Hello my dear blog friends! Have you ever wondered how to get that sharp focus you see some photographers get, especially when shooting macro images? If you have wondered, make sure you keep reading. Now, can you believe it’s already August? Time certainly does fly! Well, I am welcoming August here at CrispPhotoWorks.com and together with August, I am also welcoming a bunch of fellow photography bloggers who will share their photography tips with you throughout the month of August. I am starting a series of posts titled “Photography Advice Worth Remembering” that will bring you some of the most amazing photography tips you’ve heard.
If you are a fellow photography blogger and would like to feature your photography advice worth remembering here at Crisp PhotoWorks, please contact me. I’d be happy to feature your unique advice too!
The first one of a some amazing photo tips comes from Lisa Gordon of Lisa Gordon Photography . If you have not check out her wonderful photo blog yet, make sure you stop by. Her macro images will leave you speechless.
When Mira asked me to share a photography tip with you, many things came to mind, but I have decided to share the one I get asked about most often. Focusing my macro images.
I am going to try to keep this short and as non-technical as possible, but if I should “slip’ or confuse you, please feel free to contact me by e-mail with any questions or leave a comment on my website.
First and foremost, I am almost always focusing closer than the minimum focusing distance for my lens. If you do not know what the minimum focusing distance is for your lens, just check the documentation that came with your lens, or simply do an online search for the information.
When you are closer to your subject than your minimum focusing distance, your focusing ring is not going to be of much help to you, and autofocus is out of the question. Instead, what you want to do is move in and out on your subject, until what you want to have in sharp focus is in sharp focus. It is important to remember that when shooting this close, your focal point will be very, very small. Shooting this way will never allow everything to be in sharp focus (with a standard macro lens).
Moving in and out on your subject takes a lot of practice and patience. If you have a macro lens, and know that macro photography is something you want to pursue, I highly recommend a macro rail. A macro rail mounts on your tripod, and allows you to move in and out on your subject by turning a knob on the macro rail. Your movements are far smaller, and much more precise than simply moving your tripod back and forth. (An example: Macro Focusing Rail Set )
If you are wondering about cost, I have seen them for about $60, and I have seen them for hundreds of dollars. As with any photography equipment you invest in, it is always good to research it first.

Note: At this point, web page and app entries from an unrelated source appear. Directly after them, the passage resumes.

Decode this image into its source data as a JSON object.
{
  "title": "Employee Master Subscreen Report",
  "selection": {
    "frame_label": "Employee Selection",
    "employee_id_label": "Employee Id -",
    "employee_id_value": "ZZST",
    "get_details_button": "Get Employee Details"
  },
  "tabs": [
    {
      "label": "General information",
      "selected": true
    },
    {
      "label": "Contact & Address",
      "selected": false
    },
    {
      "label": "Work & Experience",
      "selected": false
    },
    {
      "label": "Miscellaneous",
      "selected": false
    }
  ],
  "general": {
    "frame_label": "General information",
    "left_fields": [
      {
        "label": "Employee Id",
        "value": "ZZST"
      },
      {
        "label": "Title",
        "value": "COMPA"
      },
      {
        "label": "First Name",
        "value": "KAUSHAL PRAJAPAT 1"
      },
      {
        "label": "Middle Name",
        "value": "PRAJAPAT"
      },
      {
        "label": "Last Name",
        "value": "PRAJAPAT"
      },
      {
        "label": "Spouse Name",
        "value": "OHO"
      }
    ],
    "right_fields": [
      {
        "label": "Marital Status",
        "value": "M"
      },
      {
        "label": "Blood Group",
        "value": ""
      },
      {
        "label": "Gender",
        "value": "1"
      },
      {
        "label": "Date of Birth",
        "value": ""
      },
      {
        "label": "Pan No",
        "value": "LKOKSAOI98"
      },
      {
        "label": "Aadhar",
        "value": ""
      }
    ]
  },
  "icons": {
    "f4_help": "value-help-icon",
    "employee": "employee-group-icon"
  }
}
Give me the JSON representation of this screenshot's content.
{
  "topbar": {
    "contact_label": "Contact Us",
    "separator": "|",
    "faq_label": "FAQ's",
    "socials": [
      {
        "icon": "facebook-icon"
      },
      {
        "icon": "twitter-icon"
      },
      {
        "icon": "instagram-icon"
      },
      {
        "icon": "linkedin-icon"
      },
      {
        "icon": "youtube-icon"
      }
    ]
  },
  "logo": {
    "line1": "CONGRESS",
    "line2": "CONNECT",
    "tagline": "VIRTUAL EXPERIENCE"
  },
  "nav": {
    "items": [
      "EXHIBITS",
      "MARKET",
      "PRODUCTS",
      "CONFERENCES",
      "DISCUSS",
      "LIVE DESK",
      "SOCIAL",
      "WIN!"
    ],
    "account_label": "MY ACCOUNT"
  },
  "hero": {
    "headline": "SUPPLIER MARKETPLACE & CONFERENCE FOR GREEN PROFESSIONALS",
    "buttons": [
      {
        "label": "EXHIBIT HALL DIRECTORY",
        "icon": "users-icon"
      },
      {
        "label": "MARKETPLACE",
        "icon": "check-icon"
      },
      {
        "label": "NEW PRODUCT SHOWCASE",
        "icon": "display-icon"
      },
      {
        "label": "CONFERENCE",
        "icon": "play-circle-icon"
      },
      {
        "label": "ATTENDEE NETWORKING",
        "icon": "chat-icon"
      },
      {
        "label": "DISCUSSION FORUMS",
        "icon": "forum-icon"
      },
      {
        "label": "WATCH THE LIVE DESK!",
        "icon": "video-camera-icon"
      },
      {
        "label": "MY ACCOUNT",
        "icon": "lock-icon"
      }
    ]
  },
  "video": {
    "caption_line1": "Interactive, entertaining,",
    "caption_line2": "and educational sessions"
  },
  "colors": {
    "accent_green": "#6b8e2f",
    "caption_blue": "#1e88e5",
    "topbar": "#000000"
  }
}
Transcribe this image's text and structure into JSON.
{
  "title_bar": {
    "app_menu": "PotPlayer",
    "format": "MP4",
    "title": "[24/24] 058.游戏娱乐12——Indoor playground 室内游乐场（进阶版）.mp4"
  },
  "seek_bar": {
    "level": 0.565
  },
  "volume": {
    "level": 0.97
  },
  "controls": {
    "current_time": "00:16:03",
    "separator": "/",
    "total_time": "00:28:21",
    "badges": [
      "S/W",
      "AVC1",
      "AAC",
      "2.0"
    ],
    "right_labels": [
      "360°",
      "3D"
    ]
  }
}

I wish you the very best in your pursuits, and Mira, I thank you for having me here.
To read how to create this look in Photoshop, please read Focusing for Macro Images in Photoshop.